Anna Gullo, a survivor of the Triangle Shirtwaist Factory fire, believed, “In America, they don’t let you burn.” But the tragic events of March 25, 1911 proved her wrong. So did the failure to prosecute Max Blanck and Isaac Harris, the factory owners who locked the factory doors to protect their profits rather than their workers. Even though fire safety regulations were implemented in New York City as early as 1860, it wasn’t until 1913 that New York City would truly uphold Anna Gullo’s beliefs, thanks to the tireless efforts of Frances Perkins following the devastating fire.
Working with Tammany Hall, Perkins helped create new labor laws requiring fire safety protections, and new requirements for fire escapes on factory buildings. Today you can still see the effects of this law in our neighborhoods.
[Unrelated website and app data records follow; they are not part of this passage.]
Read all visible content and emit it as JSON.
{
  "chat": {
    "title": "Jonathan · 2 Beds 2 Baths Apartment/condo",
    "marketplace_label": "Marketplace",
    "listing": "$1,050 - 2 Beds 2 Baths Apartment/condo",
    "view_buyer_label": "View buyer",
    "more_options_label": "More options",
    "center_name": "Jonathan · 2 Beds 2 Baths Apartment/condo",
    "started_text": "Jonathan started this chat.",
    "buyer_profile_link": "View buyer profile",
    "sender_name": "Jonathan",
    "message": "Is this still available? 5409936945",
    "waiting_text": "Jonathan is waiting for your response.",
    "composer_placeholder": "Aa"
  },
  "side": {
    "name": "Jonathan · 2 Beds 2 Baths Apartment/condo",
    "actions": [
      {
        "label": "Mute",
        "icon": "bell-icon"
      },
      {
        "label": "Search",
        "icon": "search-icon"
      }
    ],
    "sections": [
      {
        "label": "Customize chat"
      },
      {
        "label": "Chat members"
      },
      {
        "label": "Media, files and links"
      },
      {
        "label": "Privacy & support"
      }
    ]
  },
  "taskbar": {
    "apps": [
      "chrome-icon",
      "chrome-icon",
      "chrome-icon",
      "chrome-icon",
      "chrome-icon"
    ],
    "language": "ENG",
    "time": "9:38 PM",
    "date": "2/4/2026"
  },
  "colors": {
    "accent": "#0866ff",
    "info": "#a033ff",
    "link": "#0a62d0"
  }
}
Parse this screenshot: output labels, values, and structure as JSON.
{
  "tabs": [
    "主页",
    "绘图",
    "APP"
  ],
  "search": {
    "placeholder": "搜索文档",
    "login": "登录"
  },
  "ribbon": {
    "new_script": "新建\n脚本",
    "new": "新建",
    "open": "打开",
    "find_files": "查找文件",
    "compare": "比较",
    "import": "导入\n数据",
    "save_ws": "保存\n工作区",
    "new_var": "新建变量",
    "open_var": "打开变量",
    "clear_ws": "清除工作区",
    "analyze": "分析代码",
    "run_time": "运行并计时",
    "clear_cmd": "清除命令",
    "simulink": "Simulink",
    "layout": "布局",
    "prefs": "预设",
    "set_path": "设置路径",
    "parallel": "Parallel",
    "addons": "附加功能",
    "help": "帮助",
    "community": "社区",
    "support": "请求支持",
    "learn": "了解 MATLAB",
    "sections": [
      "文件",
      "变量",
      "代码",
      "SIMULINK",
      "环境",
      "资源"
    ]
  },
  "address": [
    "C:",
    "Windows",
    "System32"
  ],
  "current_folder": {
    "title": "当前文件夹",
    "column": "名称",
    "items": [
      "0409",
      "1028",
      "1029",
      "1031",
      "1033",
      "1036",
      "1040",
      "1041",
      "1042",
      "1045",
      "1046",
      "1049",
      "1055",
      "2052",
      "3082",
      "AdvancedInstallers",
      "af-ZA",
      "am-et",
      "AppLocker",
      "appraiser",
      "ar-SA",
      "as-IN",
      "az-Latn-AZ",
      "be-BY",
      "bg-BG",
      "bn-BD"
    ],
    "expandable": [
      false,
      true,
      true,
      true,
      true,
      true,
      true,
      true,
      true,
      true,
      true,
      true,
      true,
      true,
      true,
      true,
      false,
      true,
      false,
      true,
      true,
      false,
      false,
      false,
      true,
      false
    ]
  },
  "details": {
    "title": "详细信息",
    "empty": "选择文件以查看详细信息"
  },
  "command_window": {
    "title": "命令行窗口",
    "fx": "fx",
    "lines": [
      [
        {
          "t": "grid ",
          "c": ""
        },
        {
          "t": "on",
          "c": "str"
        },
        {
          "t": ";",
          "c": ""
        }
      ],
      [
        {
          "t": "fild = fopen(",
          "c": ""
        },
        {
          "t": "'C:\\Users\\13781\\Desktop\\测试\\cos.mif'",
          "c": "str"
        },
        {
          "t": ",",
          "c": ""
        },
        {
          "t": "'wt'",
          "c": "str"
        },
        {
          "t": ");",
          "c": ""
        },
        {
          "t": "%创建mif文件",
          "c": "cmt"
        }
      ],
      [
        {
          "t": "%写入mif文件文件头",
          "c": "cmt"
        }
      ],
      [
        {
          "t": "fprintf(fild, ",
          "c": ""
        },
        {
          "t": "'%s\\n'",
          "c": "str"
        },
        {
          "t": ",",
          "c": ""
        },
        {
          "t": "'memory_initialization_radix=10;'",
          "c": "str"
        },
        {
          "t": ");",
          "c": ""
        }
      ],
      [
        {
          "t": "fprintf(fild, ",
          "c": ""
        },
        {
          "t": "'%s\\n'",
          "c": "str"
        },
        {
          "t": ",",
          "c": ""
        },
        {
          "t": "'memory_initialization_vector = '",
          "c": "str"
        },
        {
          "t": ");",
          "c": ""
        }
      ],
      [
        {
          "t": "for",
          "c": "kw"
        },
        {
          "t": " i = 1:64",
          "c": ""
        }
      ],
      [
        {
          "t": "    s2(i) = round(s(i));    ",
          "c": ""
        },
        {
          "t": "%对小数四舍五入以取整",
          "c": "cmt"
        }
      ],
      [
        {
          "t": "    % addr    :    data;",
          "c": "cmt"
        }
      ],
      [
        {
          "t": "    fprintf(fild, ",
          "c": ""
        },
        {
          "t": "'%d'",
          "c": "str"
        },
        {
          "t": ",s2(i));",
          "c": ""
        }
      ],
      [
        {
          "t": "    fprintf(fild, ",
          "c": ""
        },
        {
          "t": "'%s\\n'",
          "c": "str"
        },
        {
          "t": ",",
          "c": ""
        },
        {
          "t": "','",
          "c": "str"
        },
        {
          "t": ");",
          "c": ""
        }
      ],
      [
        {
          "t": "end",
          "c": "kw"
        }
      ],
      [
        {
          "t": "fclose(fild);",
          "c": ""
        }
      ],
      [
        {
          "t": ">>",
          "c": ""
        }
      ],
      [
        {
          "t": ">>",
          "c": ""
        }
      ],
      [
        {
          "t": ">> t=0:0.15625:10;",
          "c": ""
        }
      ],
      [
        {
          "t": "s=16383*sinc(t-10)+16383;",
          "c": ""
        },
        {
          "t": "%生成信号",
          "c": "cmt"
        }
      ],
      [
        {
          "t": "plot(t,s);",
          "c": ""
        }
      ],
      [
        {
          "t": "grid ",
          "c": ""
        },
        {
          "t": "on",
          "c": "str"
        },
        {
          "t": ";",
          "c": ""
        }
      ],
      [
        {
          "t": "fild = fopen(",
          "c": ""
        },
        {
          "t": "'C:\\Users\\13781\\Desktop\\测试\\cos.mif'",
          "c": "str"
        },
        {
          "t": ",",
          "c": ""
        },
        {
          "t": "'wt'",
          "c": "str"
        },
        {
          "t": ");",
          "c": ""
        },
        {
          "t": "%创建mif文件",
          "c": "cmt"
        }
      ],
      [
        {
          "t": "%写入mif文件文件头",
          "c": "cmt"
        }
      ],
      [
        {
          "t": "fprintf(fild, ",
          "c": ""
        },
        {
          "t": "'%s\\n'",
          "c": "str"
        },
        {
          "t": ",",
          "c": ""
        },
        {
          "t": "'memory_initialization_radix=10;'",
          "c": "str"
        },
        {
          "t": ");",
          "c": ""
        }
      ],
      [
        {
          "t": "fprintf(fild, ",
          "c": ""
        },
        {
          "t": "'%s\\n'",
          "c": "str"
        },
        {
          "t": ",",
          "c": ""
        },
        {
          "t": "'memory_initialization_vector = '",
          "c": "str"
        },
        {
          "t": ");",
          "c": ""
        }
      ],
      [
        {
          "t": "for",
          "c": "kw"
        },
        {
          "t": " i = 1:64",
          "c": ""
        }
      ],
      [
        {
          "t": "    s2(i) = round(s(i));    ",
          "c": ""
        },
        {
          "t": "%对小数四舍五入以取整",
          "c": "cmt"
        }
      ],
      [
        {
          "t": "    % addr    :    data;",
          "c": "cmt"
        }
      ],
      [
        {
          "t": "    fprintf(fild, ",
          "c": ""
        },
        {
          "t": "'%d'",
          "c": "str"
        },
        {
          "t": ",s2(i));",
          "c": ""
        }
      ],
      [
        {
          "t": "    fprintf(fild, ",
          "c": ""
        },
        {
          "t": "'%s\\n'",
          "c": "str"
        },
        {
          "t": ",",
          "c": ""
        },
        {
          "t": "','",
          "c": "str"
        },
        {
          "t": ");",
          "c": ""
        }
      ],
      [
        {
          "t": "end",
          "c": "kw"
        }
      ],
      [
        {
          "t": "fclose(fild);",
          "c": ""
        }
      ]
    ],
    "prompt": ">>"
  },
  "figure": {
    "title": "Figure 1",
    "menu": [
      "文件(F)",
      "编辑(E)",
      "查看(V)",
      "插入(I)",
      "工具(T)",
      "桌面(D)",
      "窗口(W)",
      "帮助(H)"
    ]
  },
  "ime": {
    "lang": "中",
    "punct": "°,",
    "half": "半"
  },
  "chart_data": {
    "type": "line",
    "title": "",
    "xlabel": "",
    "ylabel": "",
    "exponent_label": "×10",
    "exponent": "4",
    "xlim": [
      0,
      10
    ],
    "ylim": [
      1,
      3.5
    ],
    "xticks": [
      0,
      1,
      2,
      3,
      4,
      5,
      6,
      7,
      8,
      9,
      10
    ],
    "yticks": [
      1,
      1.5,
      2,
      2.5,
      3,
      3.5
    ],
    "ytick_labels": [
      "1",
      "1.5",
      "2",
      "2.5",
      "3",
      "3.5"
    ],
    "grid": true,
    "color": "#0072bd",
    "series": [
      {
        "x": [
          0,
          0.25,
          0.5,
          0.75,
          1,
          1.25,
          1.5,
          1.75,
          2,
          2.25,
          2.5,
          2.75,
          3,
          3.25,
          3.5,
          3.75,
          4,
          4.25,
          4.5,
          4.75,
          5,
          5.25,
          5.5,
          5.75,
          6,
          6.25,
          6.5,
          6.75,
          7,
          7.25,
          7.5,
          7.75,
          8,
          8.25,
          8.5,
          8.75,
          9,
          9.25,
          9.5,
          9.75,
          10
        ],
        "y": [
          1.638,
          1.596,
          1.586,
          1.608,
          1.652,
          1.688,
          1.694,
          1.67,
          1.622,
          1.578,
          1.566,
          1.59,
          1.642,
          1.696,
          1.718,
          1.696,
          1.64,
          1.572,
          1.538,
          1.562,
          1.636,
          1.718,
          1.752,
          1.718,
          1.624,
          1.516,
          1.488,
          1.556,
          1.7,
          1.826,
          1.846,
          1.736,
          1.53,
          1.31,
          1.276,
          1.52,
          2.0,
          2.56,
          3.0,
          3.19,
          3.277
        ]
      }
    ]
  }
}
On February 2, 1860, a fire broke out in a tenement on what is now Lafayette Street; the wooden staircase burned, and with no other forms of egress, the women and children were forced to wait inside the burning building hoping for firefighters to come to save them. However, ten women and children died because the firefighters’ ladders could not reach the fourth floor. In April of 1860, a law was passed requiring a home built for eight or more families to have fireproof stairs or balconies. In 1867, the tenement house act required fire escapes on all tenements — both existing and planned new builds. The law was amended several times starting in 1871 to extend beyond tenements: first to large factories, and then every hotel, boarding house, office building, and factory in which people worked above the first floor. Surprisingly, people did not favor these fire escapes, believing they offered little protection and reminded people of tragedy. In 1899, The New York Times called the bill for fire escapes on a hotel a “silly proposal” and said, “A burning tinder box is no safer for being in a closed cage of red-hot ladders.”
On March 25, 1911, New York City saw how vital properly constructed fire escapes are. With only one fire escape, which quickly crumbled under the weight of the women seeking to safety from the fire in the Triangle Shirtwaist Factory, the building’s egress proved insufficient. The lack of egress, coupled with the owner’s horrendous practice of locking the door, ultimately led to the death of 146 women and men. In October of 1911, New York City passed the Sullivan-Hoey Act, which required factory owners to install sprinkler systems and established The New York City Fire Prevention Bureau. And in 1912, Frances Perkins, with the power of Tammany Hall and Theodore Roosevelt, was at the helm of the Committee on Safety in the City of New York, where she fought for more protections.
With the Committee, Perkins pushed for a law to create design requirements for fire escapes. The law required fire escapes constructed after October 1, 1913 to be made of wrought iron or steel. It also stated the windows opening to the fire escape had to be fireproof, and the balconies or stairs had to hold up to 90lbs per square foot. The Committee argued that if the fire escapes had been adequately constructed as the law now required, the Triangle Shirtwaist fire would not have been as devastating.
This law, which undoubtedly went on to save many lives of factory workers in the city, created ironwork that still adorns many buildings in our neighborhoods today. Notably, we can see these additions in the area south of Union Square, where many garment factories were located. The iron stairs frame lofts designed by great architects such as Albert Wagner, Louis Korn, and Buchman & Fox.
More impacts of this fire included better protections for workers’ rights, including better pay and a shorter workweek. Buildings in New York City were also increasingly outfitted with fire safety measures, and new builds were constructed with fire safety in mind and advertised as such. No. 55 Fifth Avenue, constructed in 1912, advertised itself as “fireproof and equipped with a modern sprinkler system.” It rented quickly, and every alteration had extensive fireproofing measures.